Reno, Nevada 89507



Why Bamboo?

  • It's one of the fastest growing plants in the world, growing up to several feet a day
  • Bamboo can be harvested every three years without harming the environment vs. typical trees taking tremendous amounts of time to reforest and cause harmful erosion to the surrounding environment
  • It's roots actually fix erosion prone soil
  • Doesn't need to be replanted or fertilized
  • Needs no pesticides or herbicides
  • There is an antibacterial (natural kun) substance that makes Bamboo resistant to pests and pathogens. It's termite resistant
  • The natural kun substance also helps it from absorbing moisture and retaining odors.
  • Bamboo can be grown almost anywhere
  • Leftover leaves and stocks are utilized as a food source for livestock in the US and in Asia
  • Bamboo can be installed almost anywhere, with few climate restrictions
  • Bamboo is far less sensitive to temperature changes than stone, tile or vinyl
  • Produces more oxygen than cotton
  • In Japan, Bamboo has been historically used for scaffolding due to it's strengths
  • Absorbs waters as efficiently as a dessert cactus

Is Bamboo Renewable?

Bamboo is a grass, and the fastest growing wood like substance on the planet.

Moso bamboo ( Phyllostachys pubescens), the variety most commonly used in flooring and building materials, grows to a height of 50-60 feet in only eighteen months.

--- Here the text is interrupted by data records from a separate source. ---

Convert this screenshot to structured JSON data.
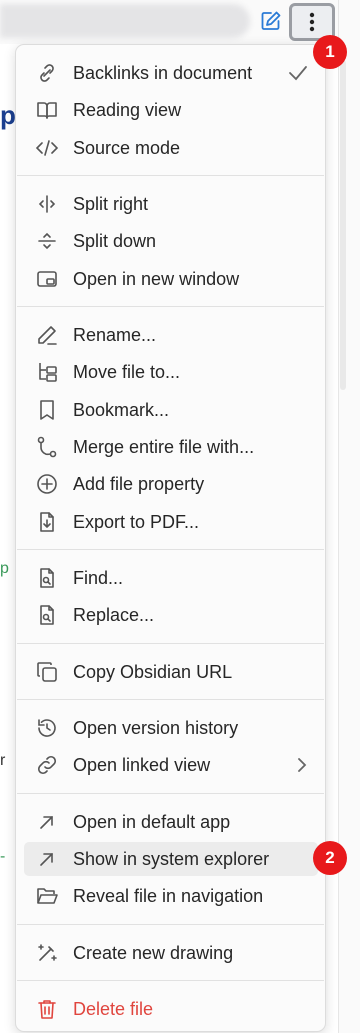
{
  "header": {
    "more_options_icon": "vertical-dots-icon",
    "edit_icon": "edit-icon"
  },
  "background_fragments": [
    "p",
    "p",
    "r",
    "-"
  ],
  "menu": {
    "items": [
      {
        "label": "Backlinks in document",
        "icon": "backlinks-icon",
        "checked": true
      },
      {
        "label": "Reading view",
        "icon": "book-open-icon"
      },
      {
        "label": "Source mode",
        "icon": "code-icon"
      },
      {
        "label": "Split right",
        "icon": "split-right-icon"
      },
      {
        "label": "Split down",
        "icon": "split-down-icon"
      },
      {
        "label": "Open in new window",
        "icon": "new-window-icon"
      },
      {
        "label": "Rename...",
        "icon": "pencil-icon"
      },
      {
        "label": "Move file to...",
        "icon": "folder-tree-icon"
      },
      {
        "label": "Bookmark...",
        "icon": "bookmark-icon"
      },
      {
        "label": "Merge entire file with...",
        "icon": "git-merge-icon"
      },
      {
        "label": "Add file property",
        "icon": "plus-circle-icon"
      },
      {
        "label": "Export to PDF...",
        "icon": "file-download-icon"
      },
      {
        "label": "Find...",
        "icon": "file-search-icon"
      },
      {
        "label": "Replace...",
        "icon": "file-replace-icon"
      },
      {
        "label": "Copy Obsidian URL",
        "icon": "copy-icon"
      },
      {
        "label": "Open version history",
        "icon": "history-icon"
      },
      {
        "label": "Open linked view",
        "icon": "link-icon",
        "submenu": true
      },
      {
        "label": "Open in default app",
        "icon": "arrow-up-right-icon"
      },
      {
        "label": "Show in system explorer",
        "icon": "arrow-up-right-icon",
        "highlighted": true
      },
      {
        "label": "Reveal file in navigation",
        "icon": "folder-open-icon"
      },
      {
        "label": "Create new drawing",
        "icon": "magic-wand-icon"
      },
      {
        "label": "Delete file",
        "icon": "trash-icon",
        "danger": true
      }
    ]
  },
  "annotations": {
    "badge_1": "1",
    "badge_2": "2"
  },
  "colors": {
    "accent": "#2a7bd6",
    "danger": "#e0453e",
    "badge": "#e8191b"
  }
}
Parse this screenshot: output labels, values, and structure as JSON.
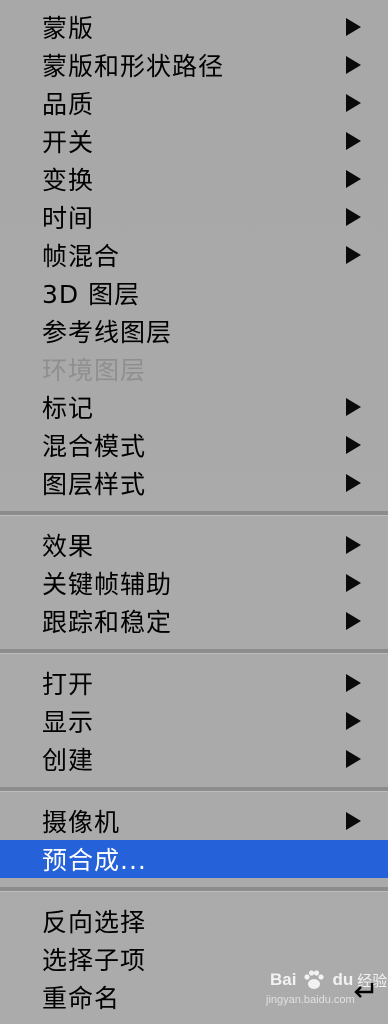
{
  "menu": {
    "groups": [
      [
        {
          "label": "蒙版",
          "submenu": true
        },
        {
          "label": "蒙版和形状路径",
          "submenu": true
        },
        {
          "label": "品质",
          "submenu": true
        },
        {
          "label": "开关",
          "submenu": true
        },
        {
          "label": "变换",
          "submenu": true
        },
        {
          "label": "时间",
          "submenu": true
        },
        {
          "label": "帧混合",
          "submenu": true
        },
        {
          "label": "3D 图层",
          "submenu": false
        },
        {
          "label": "参考线图层",
          "submenu": false
        },
        {
          "label": "环境图层",
          "submenu": false,
          "disabled": true
        },
        {
          "label": "标记",
          "submenu": true
        },
        {
          "label": "混合模式",
          "submenu": true
        },
        {
          "label": "图层样式",
          "submenu": true
        }
      ],
      [
        {
          "label": "效果",
          "submenu": true
        },
        {
          "label": "关键帧辅助",
          "submenu": true
        },
        {
          "label": "跟踪和稳定",
          "submenu": true
        }
      ],
      [
        {
          "label": "打开",
          "submenu": true
        },
        {
          "label": "显示",
          "submenu": true
        },
        {
          "label": "创建",
          "submenu": true
        }
      ],
      [
        {
          "label": "摄像机",
          "submenu": true
        },
        {
          "label": "预合成...",
          "submenu": false,
          "selected": true
        }
      ],
      [
        {
          "label": "反向选择",
          "submenu": false
        },
        {
          "label": "选择子项",
          "submenu": false
        },
        {
          "label": "重命名",
          "submenu": false,
          "shortcut_icon": "return-key-icon"
        }
      ]
    ],
    "colors": {
      "background": "#a9a9a9",
      "selected": "#2561d8",
      "disabled_text": "#8f8f8f"
    }
  },
  "watermark": {
    "logo_text": "Bai",
    "logo_text_2": "du",
    "suffix": "经验",
    "url": "jingyan.baidu.com"
  }
}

Moso bamboo reaches maturity and can be harvested after four to six years of growth. Compare this to the 30-60 years for any comparable wood species, and it is easy to see the advantages of bamboo. The day after a stalk is harvested, there will be four to seven plants in its place. No replanting is necessary, as bamboo is regenerated through its rhizomes. Bamboo offers incredible erosion control due to this rapid regeneration.

Is Bamboo Strong?

A viable replacement for wood. Bamboo is one of the strongest building materials available. Bamboo's tensile strength is 28,000 per square inch versus 23,000 for steel. While bamboo is incredibly strong, it is also flexible and lightweight, which makes it an essential structural material in earthquake architecture. In Limon, Costa Rica, only the bamboo houses from the National Bamboo Project stood after their violent earthquake in 1992.